The outages, which began around 2.10pm Sydney time (5.10am GMT), also hit Australia's postal service and Virgin Australia.
The airline said it "was one of many organisations to experience an outage with the Akamai content delivery system".
An ANZ bank spokesperson said the incident was "related to an external provider" but that "connectivity was restored quickly and the most impacted services are back online".
Banks in New Zealand and the Hong Kong Stock Exchange also reported problems with their web platforms.
It is the latest incident to draw attention to the stability of economically vital online platforms and the key role that a handful of mostly unknown companies play in keeping the web running.
Last week US media and government websites, including the White House, New York Times, Reddit and Amazon, were temporarily hit after a glitch with cloud computing services provider Fastly.
Fastly offers a service to websites across the world to speed up loading times for websites.
Akamai offers a range of similar IT products designed to boost online performance and security.
The Cambridge, Massachusetts, company refused to comment on what product the problem came from, but one of the affected firms reported it used Akamai for "IT network authentication".
Among the services Akamai provides are platforms that prevent DDoS attacks -- an often crude cyberattack that knocks websites out by peppering them with requests for data.
"Our priority is restoring service as quickly as possible. We will share additional information as it becomes available," an Akamai spokesperson said.

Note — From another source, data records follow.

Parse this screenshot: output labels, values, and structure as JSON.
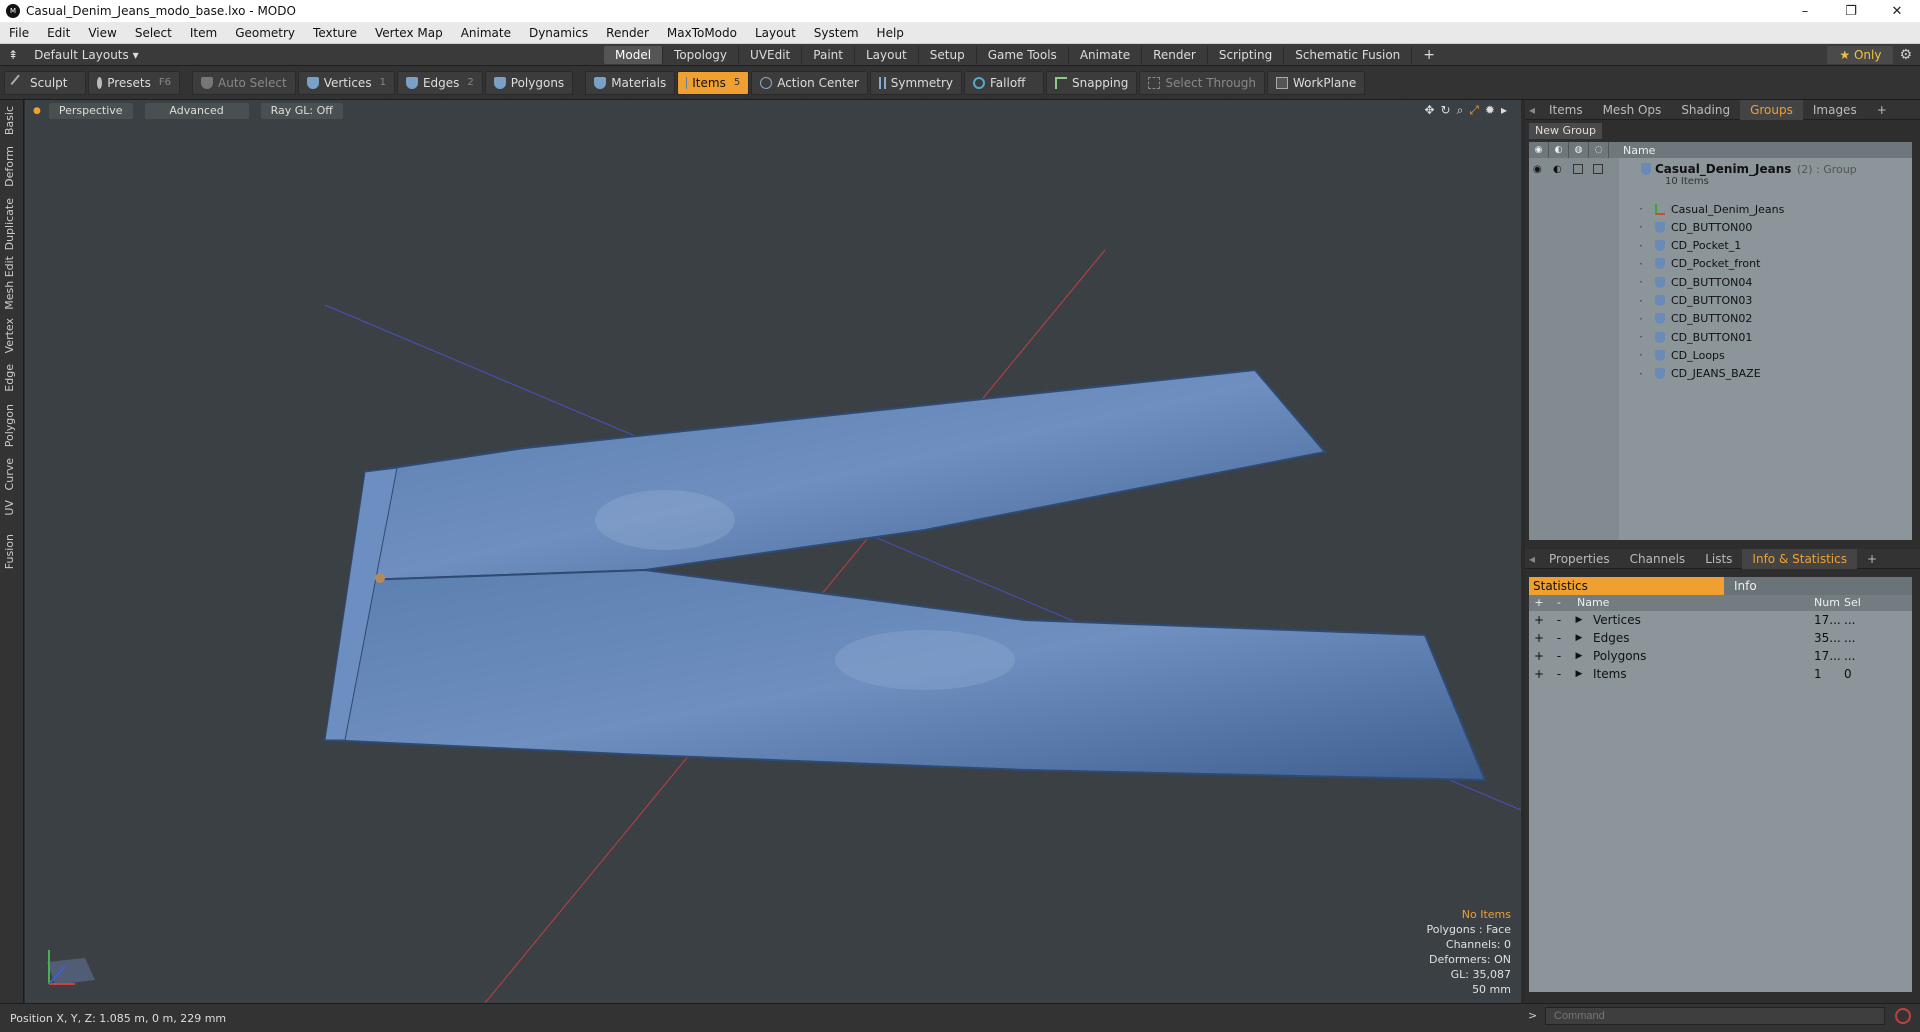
{
  "window": {
    "title": "Casual_Denim_Jeans_modo_base.lxo - MODO",
    "minimize": "–",
    "maximize": "❐",
    "close": "✕"
  },
  "menu": [
    "File",
    "Edit",
    "View",
    "Select",
    "Item",
    "Geometry",
    "Texture",
    "Vertex Map",
    "Animate",
    "Dynamics",
    "Render",
    "MaxToModo",
    "Layout",
    "System",
    "Help"
  ],
  "layoutbar": {
    "layouts_label": "Default Layouts ▾",
    "tabs": [
      "Model",
      "Topology",
      "UVEdit",
      "Paint",
      "Layout",
      "Setup",
      "Game Tools",
      "Animate",
      "Render",
      "Scripting",
      "Schematic Fusion",
      "+"
    ],
    "active_tab": "Model",
    "only": "★  Only"
  },
  "toolbar": {
    "sculpt": "Sculpt",
    "presets": "Presets",
    "presets_key": "F6",
    "auto_select": "Auto Select",
    "vertices": "Vertices",
    "vertices_key": "1",
    "edges": "Edges",
    "edges_key": "2",
    "polygons": "Polygons",
    "materials": "Materials",
    "items": "Items",
    "items_key": "5",
    "action_center": "Action Center",
    "symmetry": "Symmetry",
    "falloff": "Falloff",
    "snapping": "Snapping",
    "select_through": "Select Through",
    "workplane": "WorkPlane"
  },
  "lefttabs": [
    "Basic",
    "Deform",
    "Duplicate",
    "Mesh Edit",
    "Vertex",
    "Edge",
    "Polygon",
    "Curve",
    "UV",
    "Fusion"
  ],
  "viewport": {
    "perspective": "Perspective",
    "advanced": "Advanced",
    "raygl": "Ray GL: Off",
    "info": {
      "no_items": "No Items",
      "polygons": "Polygons : Face",
      "channels": "Channels: 0",
      "deformers": "Deformers: ON",
      "gl": "GL: 35,087",
      "mm": "50 mm"
    }
  },
  "groups_panel": {
    "tabs": [
      "Items",
      "Mesh Ops",
      "Shading",
      "Groups",
      "Images",
      "+"
    ],
    "active": "Groups",
    "new_group": "New Group",
    "name_col": "Name",
    "group_name": "Casual_Denim_Jeans",
    "group_suffix": "(2) : Group",
    "group_count": "10 Items",
    "items": [
      "Casual_Denim_Jeans",
      "CD_BUTTON00",
      "CD_Pocket_1",
      "CD_Pocket_front",
      "CD_BUTTON04",
      "CD_BUTTON03",
      "CD_BUTTON02",
      "CD_BUTTON01",
      "CD_Loops",
      "CD_JEANS_BAZE"
    ]
  },
  "stats_panel": {
    "tabs": [
      "Properties",
      "Channels",
      "Lists",
      "Info & Statistics",
      "+"
    ],
    "active": "Info & Statistics",
    "statistics": "Statistics",
    "info": "Info",
    "cols": {
      "name": "Name",
      "num": "Num",
      "sel": "Sel"
    },
    "rows": [
      {
        "name": "Vertices",
        "num": "17...",
        "sel": "..."
      },
      {
        "name": "Edges",
        "num": "35...",
        "sel": "..."
      },
      {
        "name": "Polygons",
        "num": "17...",
        "sel": "..."
      },
      {
        "name": "Items",
        "num": "1",
        "sel": "0"
      }
    ]
  },
  "status": {
    "position": "Position X, Y, Z:   1.085 m, 0 m, 229 mm",
    "command_placeholder": "Command",
    "prompt": ">"
  }
}
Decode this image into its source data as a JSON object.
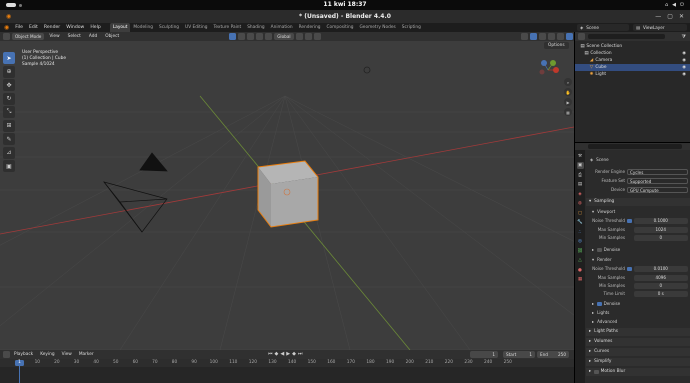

A series of high-profile hack-for-ransom attacks have also left corporations across the world jittery over cybersecurity risks, although there was no indication the latest problems were caused by malicious actors.
Colonial Pipeline was briefly shuttered after an attack last month, and JBS, the world's largest meat producer, was forced to stop operations in the US and Australia.
Both firms reportedly paid ransoms to get operations back up and running.
The issue of cybersecurity was at the top of the agenda when US President Joe Biden and his Russian counterpart, Vladimir Putin, met in Geneva on Wednesday.
Washington believes hackers who have extorted hundreds of millions of dollars from Western governments, companies and organisations operate from Russian soil.